18 Jul 2016
For most people, hair isn’t just hair. It’s something significant and complex and rooted in many layers of personal and cultural meaning. As stylists, we should never underestimate the unique attachment a client may have with his or her hair, and we should always be as sensitive to our clients’ distinct needs as possible. In order to do that, we need to be informed! So here are some questions you can ask your client to start a more in-depth conversation about their #hair goals.
What do you like about your hair?
This question is practical in that it gives you some criteria for your performance as a stylist. If there’s something that a client likes about their hair, you’ll want to play that up in the final look! But, beyond that, this question can give you some insight into how your client values their hair. Oftentimes, they’ll see their hair as an extension or symbol of their identity, since we all like to express ourselves through our physical appearance. Some people will feel more attached to their hair than others, so pay attention to the tone that they use when answering this question.
When does your hair look its best?
Again, this question gives you a clear view of your end goal. You want to recreate, or even improve upon, your client’s best hair scenario, so it helps to find out what that entails. Interestingly though, while some clients will answer in hair-specific terms, like “My hair looks best when it’s not-frizzy, and when the waves at the bottom move in the same direction,” some people will answer this question in a more situational way, as in, “My hair looks best after a day at the beach,” or, “My hair looks best when I’ve just woken up.” That doesn’t really give you a specific description of the hair itself so much as an image of when your client feels most confident about their hair, which may suggest that the client’s relationship with their hair is more symbolic than technical.
What are some problems you usually face with your hair?
Take a look into the darker side of your client’s relationship with their hair. What qualities do they dislike about their hair, or in what ways do they struggle to keep it under control? In addition to giving you clear guidelines for your performance (as in, avoid haircuts or products that exacerbate such and such problem), this question can hint at the emotional turmoil a client may experience with their hair. Perhaps your client suffers from post-chemotherapy hair thinness, or struggles with trichotillomania. Their hair struggles are not just hair struggles, but psychological and emotional ones that are often expressed through the hair. As such, you’ll need to treat these clients with particular care.
What was the worst situation your hair has been in?
As with the last question, this one can be telling for people with unique hair-related struggles. How does your client classify their worst hair experience? Was it a bad color job just before a big event? A haircut gone wrong after a big breakup? Some clients might even get emotional over this question, especially if they experienced something traumatic relating to their hair or body, so it’s best not to demand an answer. But take note of how they react to get a better sense of the value of their hair.

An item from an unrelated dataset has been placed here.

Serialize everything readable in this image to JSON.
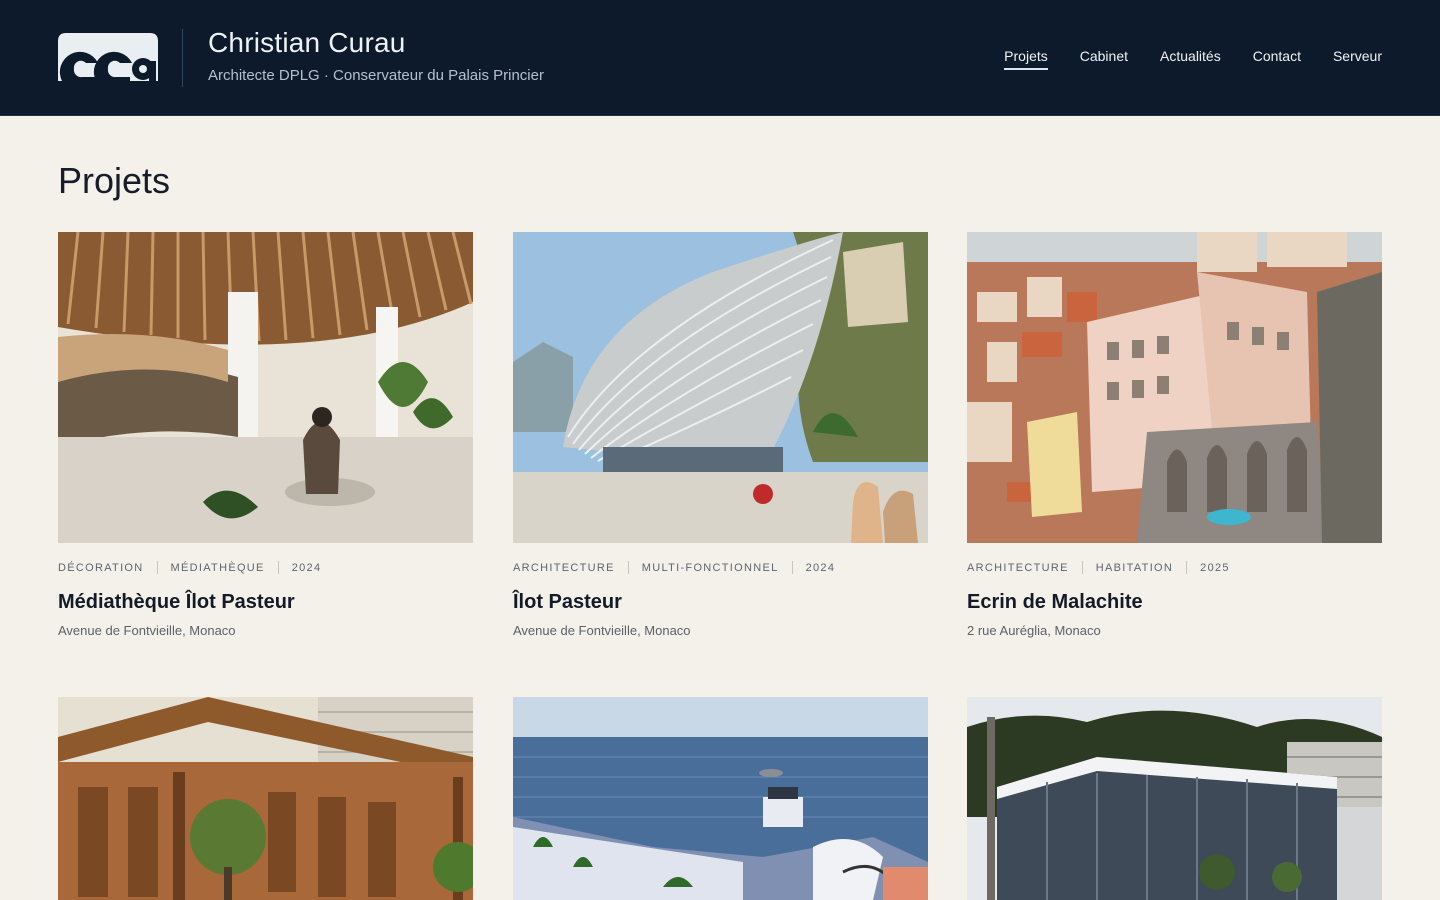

What or who does your hair remind you of?
Hair isn’t just about personal identity. It can be a family trait, a marker of group identity, and provide the client with a feeling of comfort or belonging. Maybe your client is religious and associates their hair with their faith. Maybe your client’s hair reminds them of their role model. Or maybe their hair reminds them of a style they wore in their childhood. All of these factors go into the value that your client sees in their hair, and the integrity that you want to uphold in your treatment of it.

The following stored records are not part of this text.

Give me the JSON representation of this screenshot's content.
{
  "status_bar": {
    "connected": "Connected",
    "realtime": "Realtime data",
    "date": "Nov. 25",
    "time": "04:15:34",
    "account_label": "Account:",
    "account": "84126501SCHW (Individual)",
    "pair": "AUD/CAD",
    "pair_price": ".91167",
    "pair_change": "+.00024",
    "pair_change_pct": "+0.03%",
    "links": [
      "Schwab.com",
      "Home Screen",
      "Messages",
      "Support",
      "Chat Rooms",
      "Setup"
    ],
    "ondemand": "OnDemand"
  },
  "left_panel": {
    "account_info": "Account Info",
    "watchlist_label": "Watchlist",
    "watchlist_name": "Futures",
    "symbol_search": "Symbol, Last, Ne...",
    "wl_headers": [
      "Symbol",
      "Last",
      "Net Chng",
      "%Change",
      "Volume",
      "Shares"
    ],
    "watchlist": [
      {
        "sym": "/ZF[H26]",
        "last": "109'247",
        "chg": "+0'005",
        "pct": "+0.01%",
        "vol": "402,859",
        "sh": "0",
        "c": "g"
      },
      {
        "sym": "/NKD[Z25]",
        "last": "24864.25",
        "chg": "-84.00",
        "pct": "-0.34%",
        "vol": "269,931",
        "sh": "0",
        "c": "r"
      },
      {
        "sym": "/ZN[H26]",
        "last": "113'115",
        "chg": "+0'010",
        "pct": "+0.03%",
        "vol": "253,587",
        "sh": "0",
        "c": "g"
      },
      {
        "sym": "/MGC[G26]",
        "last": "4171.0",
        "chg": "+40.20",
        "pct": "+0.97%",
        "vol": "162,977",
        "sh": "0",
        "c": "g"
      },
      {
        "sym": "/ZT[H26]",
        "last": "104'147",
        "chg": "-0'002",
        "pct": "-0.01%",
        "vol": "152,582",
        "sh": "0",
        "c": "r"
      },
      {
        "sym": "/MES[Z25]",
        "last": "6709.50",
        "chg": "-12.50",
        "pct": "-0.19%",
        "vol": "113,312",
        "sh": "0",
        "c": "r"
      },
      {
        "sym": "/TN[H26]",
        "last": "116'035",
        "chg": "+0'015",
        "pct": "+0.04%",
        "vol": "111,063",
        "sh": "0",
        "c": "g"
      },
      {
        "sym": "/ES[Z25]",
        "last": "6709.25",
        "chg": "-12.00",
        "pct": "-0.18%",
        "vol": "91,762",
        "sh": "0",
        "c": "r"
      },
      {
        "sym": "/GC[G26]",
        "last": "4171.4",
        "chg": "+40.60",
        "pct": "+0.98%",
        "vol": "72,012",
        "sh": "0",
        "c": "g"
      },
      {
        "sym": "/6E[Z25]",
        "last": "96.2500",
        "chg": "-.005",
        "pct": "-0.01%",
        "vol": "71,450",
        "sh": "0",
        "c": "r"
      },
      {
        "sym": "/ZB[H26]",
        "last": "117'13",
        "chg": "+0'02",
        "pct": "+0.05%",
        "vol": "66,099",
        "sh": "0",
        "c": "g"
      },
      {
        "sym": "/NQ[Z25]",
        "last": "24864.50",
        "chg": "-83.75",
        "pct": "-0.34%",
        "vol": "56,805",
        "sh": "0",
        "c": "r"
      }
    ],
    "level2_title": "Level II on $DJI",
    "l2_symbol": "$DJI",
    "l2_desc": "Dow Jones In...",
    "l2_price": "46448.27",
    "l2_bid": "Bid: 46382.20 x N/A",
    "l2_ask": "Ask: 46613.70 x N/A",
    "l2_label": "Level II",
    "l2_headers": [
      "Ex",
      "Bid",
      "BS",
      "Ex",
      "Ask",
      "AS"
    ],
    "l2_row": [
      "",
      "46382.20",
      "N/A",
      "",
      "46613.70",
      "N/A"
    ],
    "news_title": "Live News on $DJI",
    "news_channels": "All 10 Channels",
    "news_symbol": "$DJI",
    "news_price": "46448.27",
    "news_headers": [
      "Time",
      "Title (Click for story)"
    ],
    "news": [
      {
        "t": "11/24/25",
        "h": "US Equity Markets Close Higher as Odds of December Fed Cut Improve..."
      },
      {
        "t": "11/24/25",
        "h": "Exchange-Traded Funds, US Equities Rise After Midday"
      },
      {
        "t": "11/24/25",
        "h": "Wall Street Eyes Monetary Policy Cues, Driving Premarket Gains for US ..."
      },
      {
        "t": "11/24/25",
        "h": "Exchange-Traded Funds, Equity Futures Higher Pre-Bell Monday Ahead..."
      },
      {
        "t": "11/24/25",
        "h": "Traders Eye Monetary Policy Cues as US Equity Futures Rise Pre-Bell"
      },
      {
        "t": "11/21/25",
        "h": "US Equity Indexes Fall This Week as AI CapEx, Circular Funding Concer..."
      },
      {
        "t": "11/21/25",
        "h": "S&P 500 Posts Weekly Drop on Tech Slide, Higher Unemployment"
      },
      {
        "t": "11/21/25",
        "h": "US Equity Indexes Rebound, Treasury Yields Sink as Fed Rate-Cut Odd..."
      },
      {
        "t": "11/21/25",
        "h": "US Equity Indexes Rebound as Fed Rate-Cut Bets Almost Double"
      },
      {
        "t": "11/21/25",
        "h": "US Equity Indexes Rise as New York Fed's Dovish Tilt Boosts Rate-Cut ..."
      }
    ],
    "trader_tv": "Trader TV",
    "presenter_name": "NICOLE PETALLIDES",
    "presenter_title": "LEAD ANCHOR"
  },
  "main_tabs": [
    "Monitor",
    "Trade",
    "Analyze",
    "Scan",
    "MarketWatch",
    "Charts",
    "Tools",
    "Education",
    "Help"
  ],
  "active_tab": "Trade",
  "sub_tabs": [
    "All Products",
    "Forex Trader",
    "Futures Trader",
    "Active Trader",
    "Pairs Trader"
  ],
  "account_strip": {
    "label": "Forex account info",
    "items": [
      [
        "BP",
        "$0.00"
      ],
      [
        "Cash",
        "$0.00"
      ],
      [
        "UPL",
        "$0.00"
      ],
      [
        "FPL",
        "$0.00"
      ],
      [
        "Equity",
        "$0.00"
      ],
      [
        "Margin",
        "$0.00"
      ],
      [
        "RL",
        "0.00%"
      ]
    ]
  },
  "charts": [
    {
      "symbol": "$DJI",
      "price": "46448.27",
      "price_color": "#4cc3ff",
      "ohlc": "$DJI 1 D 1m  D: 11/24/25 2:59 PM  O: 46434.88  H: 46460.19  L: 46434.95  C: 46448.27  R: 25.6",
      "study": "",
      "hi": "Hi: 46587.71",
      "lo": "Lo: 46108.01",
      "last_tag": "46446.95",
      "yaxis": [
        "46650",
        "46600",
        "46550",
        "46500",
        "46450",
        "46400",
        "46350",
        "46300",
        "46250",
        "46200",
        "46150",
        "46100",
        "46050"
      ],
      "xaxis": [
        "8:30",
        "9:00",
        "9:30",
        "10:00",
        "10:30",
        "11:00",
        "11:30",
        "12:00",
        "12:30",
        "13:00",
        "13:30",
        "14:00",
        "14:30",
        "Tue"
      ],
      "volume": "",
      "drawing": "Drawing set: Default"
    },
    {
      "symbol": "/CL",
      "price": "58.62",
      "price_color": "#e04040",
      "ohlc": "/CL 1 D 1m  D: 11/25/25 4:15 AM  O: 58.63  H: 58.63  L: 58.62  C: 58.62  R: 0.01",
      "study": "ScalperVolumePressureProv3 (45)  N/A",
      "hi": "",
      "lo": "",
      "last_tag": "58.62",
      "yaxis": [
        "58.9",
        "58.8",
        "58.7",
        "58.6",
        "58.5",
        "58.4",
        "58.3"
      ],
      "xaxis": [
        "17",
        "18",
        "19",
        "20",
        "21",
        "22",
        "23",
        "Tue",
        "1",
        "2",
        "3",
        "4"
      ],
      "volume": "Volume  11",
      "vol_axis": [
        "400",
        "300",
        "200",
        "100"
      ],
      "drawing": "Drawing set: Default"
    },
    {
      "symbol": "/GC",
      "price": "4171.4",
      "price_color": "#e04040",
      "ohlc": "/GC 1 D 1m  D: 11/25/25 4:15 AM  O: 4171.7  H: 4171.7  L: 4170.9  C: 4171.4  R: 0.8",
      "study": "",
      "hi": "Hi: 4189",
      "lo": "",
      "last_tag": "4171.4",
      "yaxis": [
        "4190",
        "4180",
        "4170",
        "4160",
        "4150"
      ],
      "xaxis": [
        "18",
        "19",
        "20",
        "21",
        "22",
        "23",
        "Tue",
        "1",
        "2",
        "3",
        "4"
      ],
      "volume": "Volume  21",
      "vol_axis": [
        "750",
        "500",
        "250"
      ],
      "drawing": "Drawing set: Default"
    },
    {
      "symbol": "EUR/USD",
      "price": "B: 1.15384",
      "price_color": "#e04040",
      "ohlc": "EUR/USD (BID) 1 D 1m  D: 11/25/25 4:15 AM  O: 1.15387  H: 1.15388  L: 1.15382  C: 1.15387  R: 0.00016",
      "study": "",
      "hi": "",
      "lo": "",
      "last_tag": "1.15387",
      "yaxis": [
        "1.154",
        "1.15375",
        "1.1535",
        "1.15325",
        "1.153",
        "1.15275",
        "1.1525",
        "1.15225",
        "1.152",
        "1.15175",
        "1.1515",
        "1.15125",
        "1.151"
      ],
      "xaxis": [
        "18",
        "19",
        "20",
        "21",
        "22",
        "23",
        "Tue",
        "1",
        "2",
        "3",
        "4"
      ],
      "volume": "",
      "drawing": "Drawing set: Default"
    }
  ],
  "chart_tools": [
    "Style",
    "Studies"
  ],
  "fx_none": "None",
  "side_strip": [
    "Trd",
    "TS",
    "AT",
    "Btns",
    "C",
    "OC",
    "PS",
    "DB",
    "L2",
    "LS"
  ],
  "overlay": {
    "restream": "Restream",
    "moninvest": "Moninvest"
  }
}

How would you classify your personal style?
Group identity isn’t always so formal. Some clients may define themselves by a particular style or genre, like “punk,” “preppy,” “goth,” etc. Keep in mind, too, that foreign clients may involve themselves in styles that are totally unknown to you, such as “Mori Girl” in Japan or “funk” in Brazil. Ask them what their favorite hair looks are related to their preferred style. Chances are they’ll have plenty to say on the matter.
Where do you work? Does your workplace have a dress code?
As with anything, there may be certain limitations in your client’s hair world. Maybe they can’t dye their hair some crazy color because they work in a swanky-but-traditional office setting. Maybe they can’t grow their hair long because they work with young kids. Find out what determinations go into your client’s hair decisions! You’ll be in a better place to help them out if you know where they’re coming from.
What do you like to do in your spare time?
Lifestyle considerations are important when determining a good haircut or procedure, and they’re important for determining the kind of relationship your client has with their hair. If your client loves her long hair but hates how it gets in the way of her exercise regimen, her overall relationship with her locks may not be so simple. Or, conversely, maybe your client likes her short bob during work hours, but resents it somewhat during her weekly dress-up occasions since her hairstyle options are limited. Your professional advice could be helpful in situations like these.
What is the most important thing when it comes to your hair and overall appearance?
This is perhaps the most important question of all, as it clues you in to your client’s priorities. Since hair can represent personal, group, and even religious identity, as well as lifestyle and fashion preferences, chances are that there are some conflicting goals or interests relating to your client’s hair. Help your client unparse all of that by inviting them to choose the most important considerations for their hair. Some clients may value comfort over anything else, others flexibility, or confidence, or any number of other things. Some clients may value someone else’s opinion of their hair, like their partner’s or their mother’s, etc. Occasionally, a client may value your professional opinion first. Always ask.
Finally, we want to know what hair means to you! Share your hair and hair extension stories in the comments below, or post them to social media! We look forward to reading your responses. :)